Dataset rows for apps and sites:
****************
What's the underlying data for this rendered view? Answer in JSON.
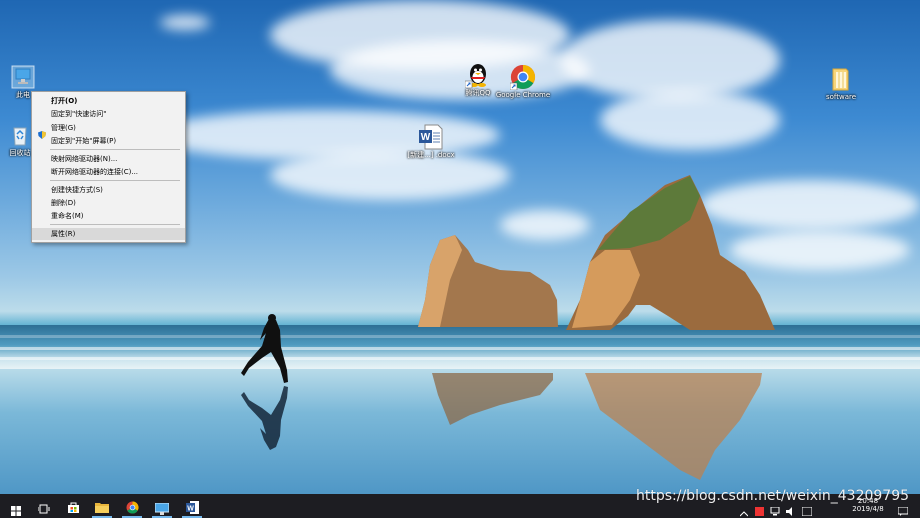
{
  "desktop": {
    "icons": [
      {
        "label": "此电",
        "name": "this-pc"
      },
      {
        "label": "回收站",
        "name": "recycle-bin"
      },
      {
        "label": "腾讯QQ",
        "name": "qq"
      },
      {
        "label": "Google Chrome",
        "name": "chrome"
      },
      {
        "label": "software",
        "name": "software-folder"
      },
      {
        "label": "[新建...] .docx",
        "name": "word-doc"
      }
    ]
  },
  "context_menu": {
    "items": [
      {
        "label": "打开(O)",
        "bold": true
      },
      {
        "label": "固定到\"快速访问\""
      },
      {
        "label": "管理(G)",
        "icon": "shield-icon"
      },
      {
        "label": "固定到\"开始\"屏幕(P)"
      },
      {
        "label": "映射网络驱动器(N)..."
      },
      {
        "label": "断开网络驱动器的连接(C)..."
      },
      {
        "label": "创建快捷方式(S)"
      },
      {
        "label": "删除(D)"
      },
      {
        "label": "重命名(M)"
      },
      {
        "label": "属性(R)",
        "highlighted": true
      }
    ]
  },
  "taskbar": {
    "buttons": [
      {
        "name": "start-button",
        "icon": "windows-logo-icon"
      },
      {
        "name": "task-view-button",
        "icon": "task-view-icon"
      },
      {
        "name": "store-button",
        "icon": "store-bag-icon"
      },
      {
        "name": "file-explorer-button",
        "icon": "folder-icon"
      },
      {
        "name": "chrome-taskbar-button",
        "icon": "chrome-icon"
      },
      {
        "name": "control-panel-button",
        "icon": "monitor-icon"
      },
      {
        "name": "word-taskbar-button",
        "icon": "word-icon"
      }
    ],
    "clock": {
      "time": "20:48",
      "date": "2019/4/8"
    }
  },
  "watermark": "https://blog.csdn.net/weixin_43209795"
}
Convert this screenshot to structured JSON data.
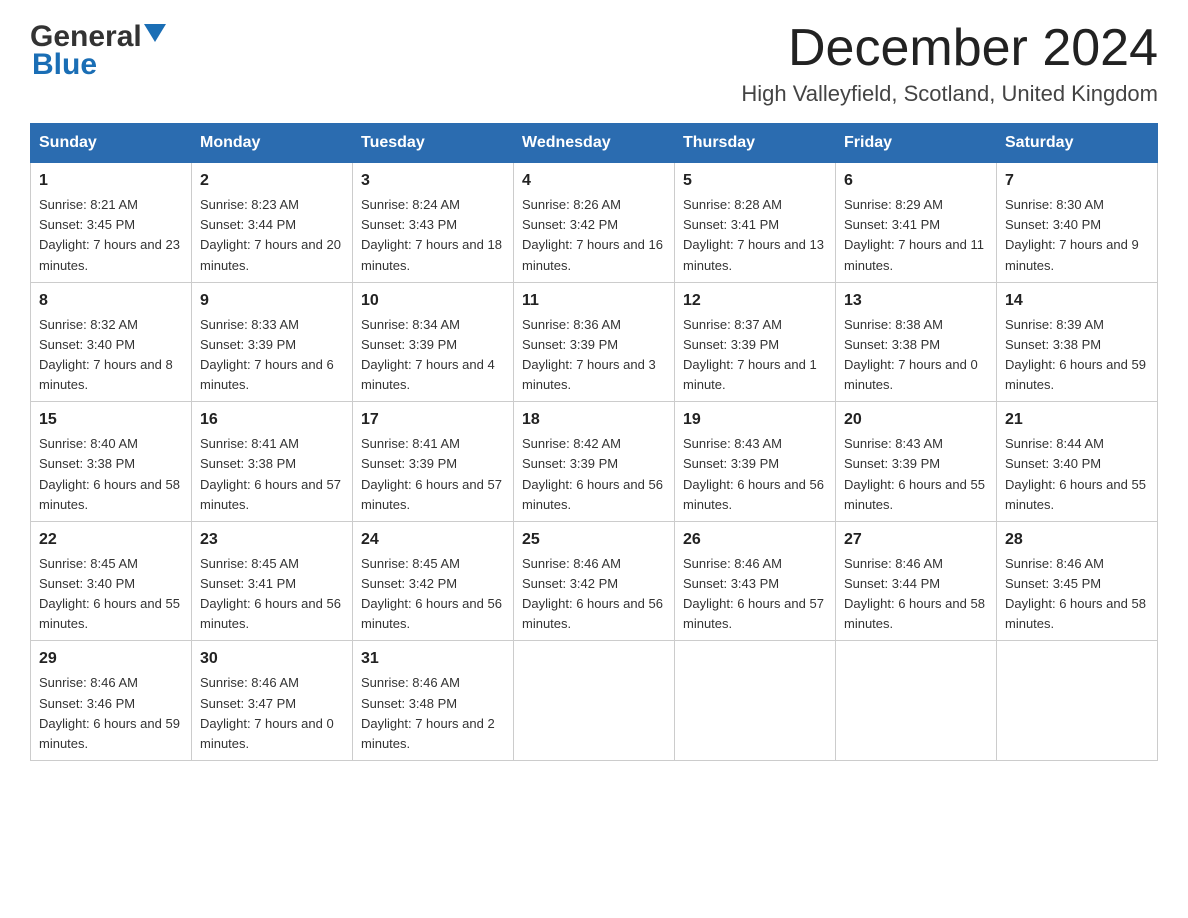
{
  "header": {
    "logo_general": "General",
    "logo_blue": "Blue",
    "month": "December 2024",
    "location": "High Valleyfield, Scotland, United Kingdom"
  },
  "days_of_week": [
    "Sunday",
    "Monday",
    "Tuesday",
    "Wednesday",
    "Thursday",
    "Friday",
    "Saturday"
  ],
  "weeks": [
    [
      {
        "day": "1",
        "sunrise": "8:21 AM",
        "sunset": "3:45 PM",
        "daylight": "7 hours and 23 minutes."
      },
      {
        "day": "2",
        "sunrise": "8:23 AM",
        "sunset": "3:44 PM",
        "daylight": "7 hours and 20 minutes."
      },
      {
        "day": "3",
        "sunrise": "8:24 AM",
        "sunset": "3:43 PM",
        "daylight": "7 hours and 18 minutes."
      },
      {
        "day": "4",
        "sunrise": "8:26 AM",
        "sunset": "3:42 PM",
        "daylight": "7 hours and 16 minutes."
      },
      {
        "day": "5",
        "sunrise": "8:28 AM",
        "sunset": "3:41 PM",
        "daylight": "7 hours and 13 minutes."
      },
      {
        "day": "6",
        "sunrise": "8:29 AM",
        "sunset": "3:41 PM",
        "daylight": "7 hours and 11 minutes."
      },
      {
        "day": "7",
        "sunrise": "8:30 AM",
        "sunset": "3:40 PM",
        "daylight": "7 hours and 9 minutes."
      }
    ],
    [
      {
        "day": "8",
        "sunrise": "8:32 AM",
        "sunset": "3:40 PM",
        "daylight": "7 hours and 8 minutes."
      },
      {
        "day": "9",
        "sunrise": "8:33 AM",
        "sunset": "3:39 PM",
        "daylight": "7 hours and 6 minutes."
      },
      {
        "day": "10",
        "sunrise": "8:34 AM",
        "sunset": "3:39 PM",
        "daylight": "7 hours and 4 minutes."
      },
      {
        "day": "11",
        "sunrise": "8:36 AM",
        "sunset": "3:39 PM",
        "daylight": "7 hours and 3 minutes."
      },
      {
        "day": "12",
        "sunrise": "8:37 AM",
        "sunset": "3:39 PM",
        "daylight": "7 hours and 1 minute."
      },
      {
        "day": "13",
        "sunrise": "8:38 AM",
        "sunset": "3:38 PM",
        "daylight": "7 hours and 0 minutes."
      },
      {
        "day": "14",
        "sunrise": "8:39 AM",
        "sunset": "3:38 PM",
        "daylight": "6 hours and 59 minutes."
      }
    ],
    [
      {
        "day": "15",
        "sunrise": "8:40 AM",
        "sunset": "3:38 PM",
        "daylight": "6 hours and 58 minutes."
      },
      {
        "day": "16",
        "sunrise": "8:41 AM",
        "sunset": "3:38 PM",
        "daylight": "6 hours and 57 minutes."
      },
      {
        "day": "17",
        "sunrise": "8:41 AM",
        "sunset": "3:39 PM",
        "daylight": "6 hours and 57 minutes."
      },
      {
        "day": "18",
        "sunrise": "8:42 AM",
        "sunset": "3:39 PM",
        "daylight": "6 hours and 56 minutes."
      },
      {
        "day": "19",
        "sunrise": "8:43 AM",
        "sunset": "3:39 PM",
        "daylight": "6 hours and 56 minutes."
      },
      {
        "day": "20",
        "sunrise": "8:43 AM",
        "sunset": "3:39 PM",
        "daylight": "6 hours and 55 minutes."
      },
      {
        "day": "21",
        "sunrise": "8:44 AM",
        "sunset": "3:40 PM",
        "daylight": "6 hours and 55 minutes."
      }
    ],
    [
      {
        "day": "22",
        "sunrise": "8:45 AM",
        "sunset": "3:40 PM",
        "daylight": "6 hours and 55 minutes."
      },
      {
        "day": "23",
        "sunrise": "8:45 AM",
        "sunset": "3:41 PM",
        "daylight": "6 hours and 56 minutes."
      },
      {
        "day": "24",
        "sunrise": "8:45 AM",
        "sunset": "3:42 PM",
        "daylight": "6 hours and 56 minutes."
      },
      {
        "day": "25",
        "sunrise": "8:46 AM",
        "sunset": "3:42 PM",
        "daylight": "6 hours and 56 minutes."
      },
      {
        "day": "26",
        "sunrise": "8:46 AM",
        "sunset": "3:43 PM",
        "daylight": "6 hours and 57 minutes."
      },
      {
        "day": "27",
        "sunrise": "8:46 AM",
        "sunset": "3:44 PM",
        "daylight": "6 hours and 58 minutes."
      },
      {
        "day": "28",
        "sunrise": "8:46 AM",
        "sunset": "3:45 PM",
        "daylight": "6 hours and 58 minutes."
      }
    ],
    [
      {
        "day": "29",
        "sunrise": "8:46 AM",
        "sunset": "3:46 PM",
        "daylight": "6 hours and 59 minutes."
      },
      {
        "day": "30",
        "sunrise": "8:46 AM",
        "sunset": "3:47 PM",
        "daylight": "7 hours and 0 minutes."
      },
      {
        "day": "31",
        "sunrise": "8:46 AM",
        "sunset": "3:48 PM",
        "daylight": "7 hours and 2 minutes."
      },
      null,
      null,
      null,
      null
    ]
  ],
  "labels": {
    "sunrise_prefix": "Sunrise: ",
    "sunset_prefix": "Sunset: ",
    "daylight_prefix": "Daylight: "
  }
}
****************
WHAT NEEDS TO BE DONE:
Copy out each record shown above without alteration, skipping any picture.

EXERCISE ANSWER:
What's the underlying data for this rendered view? Answer in JSON.
{
  "desktop": {
    "icons": [
      {
        "label": "此电",
        "name": "this-pc"
      },
      {
        "label": "回收站",
        "name": "recycle-bin"
      },
      {
        "label": "腾讯QQ",
        "name": "qq"
      },
      {
        "label": "Google Chrome",
        "name": "chrome"
      },
      {
        "label": "software",
        "name": "software-folder"
      },
      {
        "label": "[新建...] .docx",
        "name": "word-doc"
      }
    ]
  },
  "context_menu": {
    "items": [
      {
        "label": "打开(O)",
        "bold": true
      },
      {
        "label": "固定到\"快速访问\""
      },
      {
        "label": "管理(G)",
        "icon": "shield-icon"
      },
      {
        "label": "固定到\"开始\"屏幕(P)"
      },
      {
        "label": "映射网络驱动器(N)..."
      },
      {
        "label": "断开网络驱动器的连接(C)..."
      },
      {
        "label": "创建快捷方式(S)"
      },
      {
        "label": "删除(D)"
      },
      {
        "label": "重命名(M)"
      },
      {
        "label": "属性(R)",
        "highlighted": true
      }
    ]
  },
  "taskbar": {
    "buttons": [
      {
        "name": "start-button",
        "icon": "windows-logo-icon"
      },
      {
        "name": "task-view-button",
        "icon": "task-view-icon"
      },
      {
        "name": "store-button",
        "icon": "store-bag-icon"
      },
      {
        "name": "file-explorer-button",
        "icon": "folder-icon"
      },
      {
        "name": "chrome-taskbar-button",
        "icon": "chrome-icon"
      },
      {
        "name": "control-panel-button",
        "icon": "monitor-icon"
      },
      {
        "name": "word-taskbar-button",
        "icon": "word-icon"
      }
    ],
    "clock": {
      "time": "20:48",
      "date": "2019/4/8"
    }
  },
  "watermark": "https://blog.csdn.net/weixin_43209795"
}
Convert this screenshot to structured JSON data.
{
  "header": {
    "logo_general": "General",
    "logo_blue": "Blue",
    "month": "December 2024",
    "location": "High Valleyfield, Scotland, United Kingdom"
  },
  "days_of_week": [
    "Sunday",
    "Monday",
    "Tuesday",
    "Wednesday",
    "Thursday",
    "Friday",
    "Saturday"
  ],
  "weeks": [
    [
      {
        "day": "1",
        "sunrise": "8:21 AM",
        "sunset": "3:45 PM",
        "daylight": "7 hours and 23 minutes."
      },
      {
        "day": "2",
        "sunrise": "8:23 AM",
        "sunset": "3:44 PM",
        "daylight": "7 hours and 20 minutes."
      },
      {
        "day": "3",
        "sunrise": "8:24 AM",
        "sunset": "3:43 PM",
        "daylight": "7 hours and 18 minutes."
      },
      {
        "day": "4",
        "sunrise": "8:26 AM",
        "sunset": "3:42 PM",
        "daylight": "7 hours and 16 minutes."
      },
      {
        "day": "5",
        "sunrise": "8:28 AM",
        "sunset": "3:41 PM",
        "daylight": "7 hours and 13 minutes."
      },
      {
        "day": "6",
        "sunrise": "8:29 AM",
        "sunset": "3:41 PM",
        "daylight": "7 hours and 11 minutes."
      },
      {
        "day": "7",
        "sunrise": "8:30 AM",
        "sunset": "3:40 PM",
        "daylight": "7 hours and 9 minutes."
      }
    ],
    [
      {
        "day": "8",
        "sunrise": "8:32 AM",
        "sunset": "3:40 PM",
        "daylight": "7 hours and 8 minutes."
      },
      {
        "day": "9",
        "sunrise": "8:33 AM",
        "sunset": "3:39 PM",
        "daylight": "7 hours and 6 minutes."
      },
      {
        "day": "10",
        "sunrise": "8:34 AM",
        "sunset": "3:39 PM",
        "daylight": "7 hours and 4 minutes."
      },
      {
        "day": "11",
        "sunrise": "8:36 AM",
        "sunset": "3:39 PM",
        "daylight": "7 hours and 3 minutes."
      },
      {
        "day": "12",
        "sunrise": "8:37 AM",
        "sunset": "3:39 PM",
        "daylight": "7 hours and 1 minute."
      },
      {
        "day": "13",
        "sunrise": "8:38 AM",
        "sunset": "3:38 PM",
        "daylight": "7 hours and 0 minutes."
      },
      {
        "day": "14",
        "sunrise": "8:39 AM",
        "sunset": "3:38 PM",
        "daylight": "6 hours and 59 minutes."
      }
    ],
    [
      {
        "day": "15",
        "sunrise": "8:40 AM",
        "sunset": "3:38 PM",
        "daylight": "6 hours and 58 minutes."
      },
      {
        "day": "16",
        "sunrise": "8:41 AM",
        "sunset": "3:38 PM",
        "daylight": "6 hours and 57 minutes."
      },
      {
        "day": "17",
        "sunrise": "8:41 AM",
        "sunset": "3:39 PM",
        "daylight": "6 hours and 57 minutes."
      },
      {
        "day": "18",
        "sunrise": "8:42 AM",
        "sunset": "3:39 PM",
        "daylight": "6 hours and 56 minutes."
      },
      {
        "day": "19",
        "sunrise": "8:43 AM",
        "sunset": "3:39 PM",
        "daylight": "6 hours and 56 minutes."
      },
      {
        "day": "20",
        "sunrise": "8:43 AM",
        "sunset": "3:39 PM",
        "daylight": "6 hours and 55 minutes."
      },
      {
        "day": "21",
        "sunrise": "8:44 AM",
        "sunset": "3:40 PM",
        "daylight": "6 hours and 55 minutes."
      }
    ],
    [
      {
        "day": "22",
        "sunrise": "8:45 AM",
        "sunset": "3:40 PM",
        "daylight": "6 hours and 55 minutes."
      },
      {
        "day": "23",
        "sunrise": "8:45 AM",
        "sunset": "3:41 PM",
        "daylight": "6 hours and 56 minutes."
      },
      {
        "day": "24",
        "sunrise": "8:45 AM",
        "sunset": "3:42 PM",
        "daylight": "6 hours and 56 minutes."
      },
      {
        "day": "25",
        "sunrise": "8:46 AM",
        "sunset": "3:42 PM",
        "daylight": "6 hours and 56 minutes."
      },
      {
        "day": "26",
        "sunrise": "8:46 AM",
        "sunset": "3:43 PM",
        "daylight": "6 hours and 57 minutes."
      },
      {
        "day": "27",
        "sunrise": "8:46 AM",
        "sunset": "3:44 PM",
        "daylight": "6 hours and 58 minutes."
      },
      {
        "day": "28",
        "sunrise": "8:46 AM",
        "sunset": "3:45 PM",
        "daylight": "6 hours and 58 minutes."
      }
    ],
    [
      {
        "day": "29",
        "sunrise": "8:46 AM",
        "sunset": "3:46 PM",
        "daylight": "6 hours and 59 minutes."
      },
      {
        "day": "30",
        "sunrise": "8:46 AM",
        "sunset": "3:47 PM",
        "daylight": "7 hours and 0 minutes."
      },
      {
        "day": "31",
        "sunrise": "8:46 AM",
        "sunset": "3:48 PM",
        "daylight": "7 hours and 2 minutes."
      },
      null,
      null,
      null,
      null
    ]
  ],
  "labels": {
    "sunrise_prefix": "Sunrise: ",
    "sunset_prefix": "Sunset: ",
    "daylight_prefix": "Daylight: "
  }
}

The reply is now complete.